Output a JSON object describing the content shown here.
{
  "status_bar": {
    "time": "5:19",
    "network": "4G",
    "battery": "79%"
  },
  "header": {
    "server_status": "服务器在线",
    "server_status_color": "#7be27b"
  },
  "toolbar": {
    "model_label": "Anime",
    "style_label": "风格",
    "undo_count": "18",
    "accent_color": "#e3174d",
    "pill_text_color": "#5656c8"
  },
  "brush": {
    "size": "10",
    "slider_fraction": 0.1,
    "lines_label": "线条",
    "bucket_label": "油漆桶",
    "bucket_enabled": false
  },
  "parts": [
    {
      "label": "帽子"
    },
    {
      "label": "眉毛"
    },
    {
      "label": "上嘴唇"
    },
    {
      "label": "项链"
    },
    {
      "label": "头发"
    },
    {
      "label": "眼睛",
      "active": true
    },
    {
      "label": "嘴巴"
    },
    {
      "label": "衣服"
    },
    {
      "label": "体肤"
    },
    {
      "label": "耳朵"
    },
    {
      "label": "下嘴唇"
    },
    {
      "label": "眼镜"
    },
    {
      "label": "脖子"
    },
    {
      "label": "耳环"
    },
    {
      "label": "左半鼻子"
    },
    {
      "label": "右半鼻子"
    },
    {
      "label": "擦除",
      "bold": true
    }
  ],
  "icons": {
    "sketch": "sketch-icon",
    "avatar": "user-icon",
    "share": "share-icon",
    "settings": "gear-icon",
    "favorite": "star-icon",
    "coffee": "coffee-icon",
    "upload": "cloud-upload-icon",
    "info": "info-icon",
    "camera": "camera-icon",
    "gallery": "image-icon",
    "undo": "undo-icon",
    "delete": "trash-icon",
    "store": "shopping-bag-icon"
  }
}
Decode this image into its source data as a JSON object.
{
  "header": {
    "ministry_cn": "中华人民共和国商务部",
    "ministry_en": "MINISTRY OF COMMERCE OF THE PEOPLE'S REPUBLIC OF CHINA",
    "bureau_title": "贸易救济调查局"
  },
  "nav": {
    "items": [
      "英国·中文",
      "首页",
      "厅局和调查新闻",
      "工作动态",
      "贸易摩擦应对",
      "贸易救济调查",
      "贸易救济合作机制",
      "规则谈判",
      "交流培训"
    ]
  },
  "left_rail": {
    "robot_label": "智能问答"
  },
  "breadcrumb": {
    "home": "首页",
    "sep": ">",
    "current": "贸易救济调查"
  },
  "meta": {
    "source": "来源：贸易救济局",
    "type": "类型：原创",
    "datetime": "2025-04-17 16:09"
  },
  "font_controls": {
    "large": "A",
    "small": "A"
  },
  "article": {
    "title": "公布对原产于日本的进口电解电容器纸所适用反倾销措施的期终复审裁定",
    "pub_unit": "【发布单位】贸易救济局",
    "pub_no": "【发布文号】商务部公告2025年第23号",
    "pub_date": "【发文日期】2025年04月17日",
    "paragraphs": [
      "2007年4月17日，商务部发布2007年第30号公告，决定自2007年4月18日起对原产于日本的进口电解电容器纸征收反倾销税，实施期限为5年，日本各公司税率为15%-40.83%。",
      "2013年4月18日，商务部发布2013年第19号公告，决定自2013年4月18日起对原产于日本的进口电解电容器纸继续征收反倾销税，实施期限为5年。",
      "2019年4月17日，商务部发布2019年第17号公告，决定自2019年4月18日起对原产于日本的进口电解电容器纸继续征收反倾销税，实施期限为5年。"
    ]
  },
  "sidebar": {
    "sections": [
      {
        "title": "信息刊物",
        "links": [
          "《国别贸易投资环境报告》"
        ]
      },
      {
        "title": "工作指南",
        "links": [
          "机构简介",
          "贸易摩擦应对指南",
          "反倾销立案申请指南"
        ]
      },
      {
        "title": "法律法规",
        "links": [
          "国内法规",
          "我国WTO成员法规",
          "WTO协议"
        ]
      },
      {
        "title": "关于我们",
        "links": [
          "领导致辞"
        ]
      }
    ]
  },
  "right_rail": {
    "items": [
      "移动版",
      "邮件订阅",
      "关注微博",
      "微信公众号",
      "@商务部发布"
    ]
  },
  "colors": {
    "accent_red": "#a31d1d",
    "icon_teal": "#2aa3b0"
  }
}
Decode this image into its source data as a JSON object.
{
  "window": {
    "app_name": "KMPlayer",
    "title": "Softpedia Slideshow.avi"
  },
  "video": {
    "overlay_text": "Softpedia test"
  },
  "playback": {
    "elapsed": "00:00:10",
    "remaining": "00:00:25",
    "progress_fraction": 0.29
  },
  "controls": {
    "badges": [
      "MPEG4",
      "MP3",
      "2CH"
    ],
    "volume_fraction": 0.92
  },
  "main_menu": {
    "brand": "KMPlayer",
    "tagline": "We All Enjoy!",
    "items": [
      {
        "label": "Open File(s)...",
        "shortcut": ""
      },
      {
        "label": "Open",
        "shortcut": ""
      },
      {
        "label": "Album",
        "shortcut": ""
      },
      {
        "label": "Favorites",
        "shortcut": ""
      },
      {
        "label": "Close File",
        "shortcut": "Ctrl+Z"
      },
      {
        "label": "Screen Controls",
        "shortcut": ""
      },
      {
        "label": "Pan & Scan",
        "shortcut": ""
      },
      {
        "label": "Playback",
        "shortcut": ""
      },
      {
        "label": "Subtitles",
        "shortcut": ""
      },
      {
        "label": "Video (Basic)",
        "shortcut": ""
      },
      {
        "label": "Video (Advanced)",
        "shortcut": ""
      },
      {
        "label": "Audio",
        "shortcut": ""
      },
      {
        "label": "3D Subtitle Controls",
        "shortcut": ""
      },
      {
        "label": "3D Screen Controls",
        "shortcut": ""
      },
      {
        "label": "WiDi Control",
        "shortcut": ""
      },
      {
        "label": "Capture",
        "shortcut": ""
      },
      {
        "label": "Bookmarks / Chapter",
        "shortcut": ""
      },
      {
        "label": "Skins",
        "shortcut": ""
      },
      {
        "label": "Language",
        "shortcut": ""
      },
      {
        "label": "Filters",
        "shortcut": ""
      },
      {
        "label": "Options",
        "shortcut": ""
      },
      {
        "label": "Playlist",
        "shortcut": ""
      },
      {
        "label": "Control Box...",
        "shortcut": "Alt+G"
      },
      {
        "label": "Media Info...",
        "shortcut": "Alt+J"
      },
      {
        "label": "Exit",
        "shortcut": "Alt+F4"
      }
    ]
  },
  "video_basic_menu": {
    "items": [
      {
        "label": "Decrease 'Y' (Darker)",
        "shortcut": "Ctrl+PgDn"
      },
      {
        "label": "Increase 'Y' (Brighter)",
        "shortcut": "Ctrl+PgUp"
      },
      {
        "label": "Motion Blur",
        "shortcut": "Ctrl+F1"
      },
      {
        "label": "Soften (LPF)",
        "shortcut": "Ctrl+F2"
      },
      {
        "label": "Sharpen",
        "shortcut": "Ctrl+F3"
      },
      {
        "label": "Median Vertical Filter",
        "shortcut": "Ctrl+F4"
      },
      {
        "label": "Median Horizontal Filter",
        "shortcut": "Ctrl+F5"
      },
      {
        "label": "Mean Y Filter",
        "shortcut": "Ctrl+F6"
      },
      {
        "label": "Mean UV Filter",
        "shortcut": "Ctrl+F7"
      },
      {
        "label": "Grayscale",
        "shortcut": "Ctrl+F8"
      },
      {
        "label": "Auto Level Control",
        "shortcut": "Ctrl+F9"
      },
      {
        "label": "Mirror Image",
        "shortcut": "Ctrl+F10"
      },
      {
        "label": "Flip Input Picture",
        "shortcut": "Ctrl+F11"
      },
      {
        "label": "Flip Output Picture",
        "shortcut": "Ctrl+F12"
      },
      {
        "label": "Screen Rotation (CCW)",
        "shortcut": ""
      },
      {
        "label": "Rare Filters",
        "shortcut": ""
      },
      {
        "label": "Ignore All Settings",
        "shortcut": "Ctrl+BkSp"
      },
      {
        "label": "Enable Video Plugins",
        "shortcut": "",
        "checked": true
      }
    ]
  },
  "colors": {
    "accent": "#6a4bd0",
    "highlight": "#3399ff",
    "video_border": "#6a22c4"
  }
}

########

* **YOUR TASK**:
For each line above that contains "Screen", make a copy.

* **PROBLEM SOLUTION**:
        "label": "Screen Controls",
        "label": "3D Screen Controls",
        "label": "Screen Rotation (CCW)",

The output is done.